Focus Philosophical Library translations are close to and are non-interpretative of the original text, with the notes and a glossary intending to provide the reader with some sense of the terms and the concepts as they were understood by Plato’s immediate audience.


Reviews:

"Sachs's outstanding new translation of Plato's Theaetetus is lucid, readable, and faithful to the original. More than that, it is a translation for the thoughtful reader. Through his striking translations of key terms, Sachs compels the reader to think more deeply about Plato's intent. He shows that Plato's return within the dialogue to the same word or to its cognates is no accident but signals a philosophical trope in Plato's thought. The work's introduction avoids presenting a stock summary of the topics covered or a rehearsal of the failed arguments. Instead, it makes the case for regarding the Theaetetus as Plato's 'missing' work on The Philosopher. Through the 'variety of attempts, errors, new beginnings, and false turns that the dialogue presents,' Sachs argues, Socrates provokes his interlocutors and Plato's readers to strive to cross the boundary between mere opinion and the kind of thinking that is philosophy."
     —Roslyn Weiss, Lehigh University

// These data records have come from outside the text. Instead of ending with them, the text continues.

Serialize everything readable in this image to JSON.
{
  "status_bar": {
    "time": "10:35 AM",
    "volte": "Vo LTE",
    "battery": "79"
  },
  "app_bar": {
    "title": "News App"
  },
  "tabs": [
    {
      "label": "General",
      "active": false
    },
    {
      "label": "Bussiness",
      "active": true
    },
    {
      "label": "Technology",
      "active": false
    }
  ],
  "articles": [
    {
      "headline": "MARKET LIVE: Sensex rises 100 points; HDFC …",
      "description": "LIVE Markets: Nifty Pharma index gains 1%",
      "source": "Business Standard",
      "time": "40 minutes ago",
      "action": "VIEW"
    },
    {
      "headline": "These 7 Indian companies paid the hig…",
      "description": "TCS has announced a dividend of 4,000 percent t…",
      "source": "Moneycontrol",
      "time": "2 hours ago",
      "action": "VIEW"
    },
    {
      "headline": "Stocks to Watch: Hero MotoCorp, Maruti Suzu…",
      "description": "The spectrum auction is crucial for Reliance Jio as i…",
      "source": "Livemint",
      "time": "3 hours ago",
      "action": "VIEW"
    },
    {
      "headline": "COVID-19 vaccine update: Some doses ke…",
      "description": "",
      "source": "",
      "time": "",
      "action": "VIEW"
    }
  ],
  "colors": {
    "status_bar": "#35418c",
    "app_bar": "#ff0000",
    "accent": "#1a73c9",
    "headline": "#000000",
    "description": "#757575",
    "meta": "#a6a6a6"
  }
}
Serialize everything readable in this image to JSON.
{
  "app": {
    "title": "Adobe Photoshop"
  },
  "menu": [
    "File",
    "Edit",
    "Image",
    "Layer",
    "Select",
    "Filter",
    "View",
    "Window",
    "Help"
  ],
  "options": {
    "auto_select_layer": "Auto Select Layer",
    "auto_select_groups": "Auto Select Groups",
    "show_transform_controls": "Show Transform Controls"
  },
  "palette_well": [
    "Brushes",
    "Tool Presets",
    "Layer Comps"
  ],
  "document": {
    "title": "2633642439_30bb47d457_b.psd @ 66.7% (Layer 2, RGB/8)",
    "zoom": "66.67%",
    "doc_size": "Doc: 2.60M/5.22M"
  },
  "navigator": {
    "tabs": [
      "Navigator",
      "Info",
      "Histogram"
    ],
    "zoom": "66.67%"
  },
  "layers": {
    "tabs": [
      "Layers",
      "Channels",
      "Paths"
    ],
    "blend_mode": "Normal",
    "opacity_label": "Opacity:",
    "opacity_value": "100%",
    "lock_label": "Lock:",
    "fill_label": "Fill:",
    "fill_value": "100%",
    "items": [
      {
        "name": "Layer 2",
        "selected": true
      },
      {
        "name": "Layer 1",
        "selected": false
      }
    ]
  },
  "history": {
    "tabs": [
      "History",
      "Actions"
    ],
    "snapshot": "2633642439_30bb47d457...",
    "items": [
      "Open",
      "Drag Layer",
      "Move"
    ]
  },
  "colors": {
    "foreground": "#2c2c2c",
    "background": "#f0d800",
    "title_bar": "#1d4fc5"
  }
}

About the Author:

Joe Sachs taught for thirty years at St. John's College in Annapolis, Maryland. He has translated Aristotle's Physics, Metaphysics and On the Soul, and, for the Focus Philosophical Library, Aristotle's Nicomachean Ethics and Poetics, and Plato's Theaetetus and Republic.